TASK DETAILS:
Return the entries exactly. Images are not part of the copy.
─── MATERIAL PROVIDED
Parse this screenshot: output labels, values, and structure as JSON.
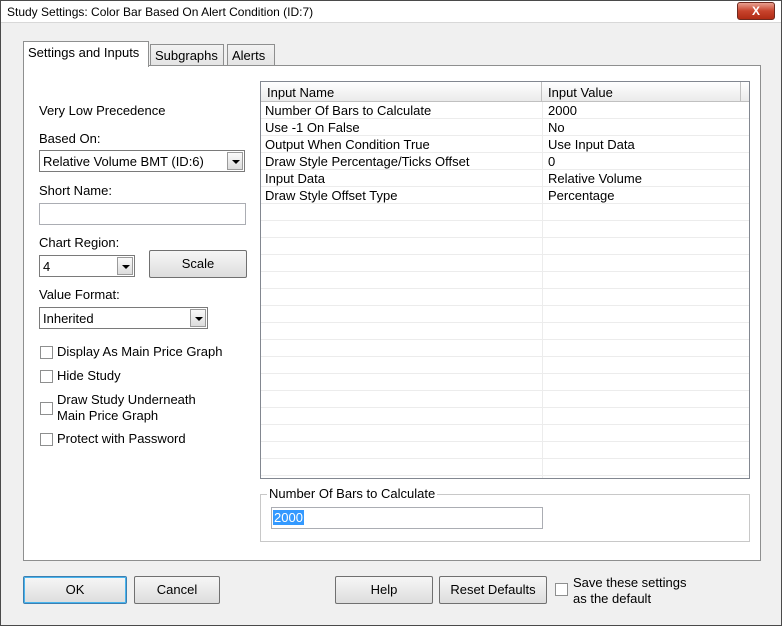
{
  "window": {
    "title": "Study Settings: Color Bar Based On Alert Condition (ID:7)",
    "close_label": "X"
  },
  "tabs": [
    {
      "label": "Settings and Inputs",
      "active": true
    },
    {
      "label": "Subgraphs",
      "active": false
    },
    {
      "label": "Alerts",
      "active": false
    }
  ],
  "left": {
    "precedence": "Very Low Precedence",
    "based_on_label": "Based On:",
    "based_on_value": "Relative Volume BMT (ID:6)",
    "short_name_label": "Short Name:",
    "short_name_value": "",
    "chart_region_label": "Chart Region:",
    "chart_region_value": "4",
    "scale_label": "Scale",
    "value_format_label": "Value Format:",
    "value_format_value": "Inherited",
    "checks": [
      {
        "label": "Display As Main Price Graph",
        "checked": false
      },
      {
        "label": "Hide Study",
        "checked": false
      },
      {
        "label": "Draw Study Underneath",
        "label2": "Main Price Graph",
        "checked": false
      },
      {
        "label": "Protect with Password",
        "checked": false
      }
    ]
  },
  "inputs": {
    "col_name": "Input Name",
    "col_value": "Input Value",
    "rows": [
      {
        "name": "Number Of Bars to Calculate",
        "value": "2000"
      },
      {
        "name": "Use -1 On False",
        "value": "No"
      },
      {
        "name": "Output When Condition True",
        "value": "Use Input Data"
      },
      {
        "name": "Draw Style Percentage/Ticks Offset",
        "value": "0"
      },
      {
        "name": "Input Data",
        "value": "Relative Volume"
      },
      {
        "name": "Draw Style Offset Type",
        "value": "Percentage"
      }
    ]
  },
  "edit_group": {
    "label": "Number Of Bars to Calculate",
    "value": "2000"
  },
  "footer": {
    "ok": "OK",
    "cancel": "Cancel",
    "help": "Help",
    "reset": "Reset Defaults",
    "save_default_line1": "Save these settings",
    "save_default_line2": "as the default"
  }
}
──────
RESPONSE AREA:
Parse this screenshot: output labels, values, and structure as JSON.
{
  "window": {
    "title": "Study Settings: Color Bar Based On Alert Condition (ID:7)",
    "close_label": "X"
  },
  "tabs": [
    {
      "label": "Settings and Inputs",
      "active": true
    },
    {
      "label": "Subgraphs",
      "active": false
    },
    {
      "label": "Alerts",
      "active": false
    }
  ],
  "left": {
    "precedence": "Very Low Precedence",
    "based_on_label": "Based On:",
    "based_on_value": "Relative Volume BMT (ID:6)",
    "short_name_label": "Short Name:",
    "short_name_value": "",
    "chart_region_label": "Chart Region:",
    "chart_region_value": "4",
    "scale_label": "Scale",
    "value_format_label": "Value Format:",
    "value_format_value": "Inherited",
    "checks": [
      {
        "label": "Display As Main Price Graph",
        "checked": false
      },
      {
        "label": "Hide Study",
        "checked": false
      },
      {
        "label": "Draw Study Underneath",
        "label2": "Main Price Graph",
        "checked": false
      },
      {
        "label": "Protect with Password",
        "checked": false
      }
    ]
  },
  "inputs": {
    "col_name": "Input Name",
    "col_value": "Input Value",
    "rows": [
      {
        "name": "Number Of Bars to Calculate",
        "value": "2000"
      },
      {
        "name": "Use -1 On False",
        "value": "No"
      },
      {
        "name": "Output When Condition True",
        "value": "Use Input Data"
      },
      {
        "name": "Draw Style Percentage/Ticks Offset",
        "value": "0"
      },
      {
        "name": "Input Data",
        "value": "Relative Volume"
      },
      {
        "name": "Draw Style Offset Type",
        "value": "Percentage"
      }
    ]
  },
  "edit_group": {
    "label": "Number Of Bars to Calculate",
    "value": "2000"
  },
  "footer": {
    "ok": "OK",
    "cancel": "Cancel",
    "help": "Help",
    "reset": "Reset Defaults",
    "save_default_line1": "Save these settings",
    "save_default_line2": "as the default"
  }
}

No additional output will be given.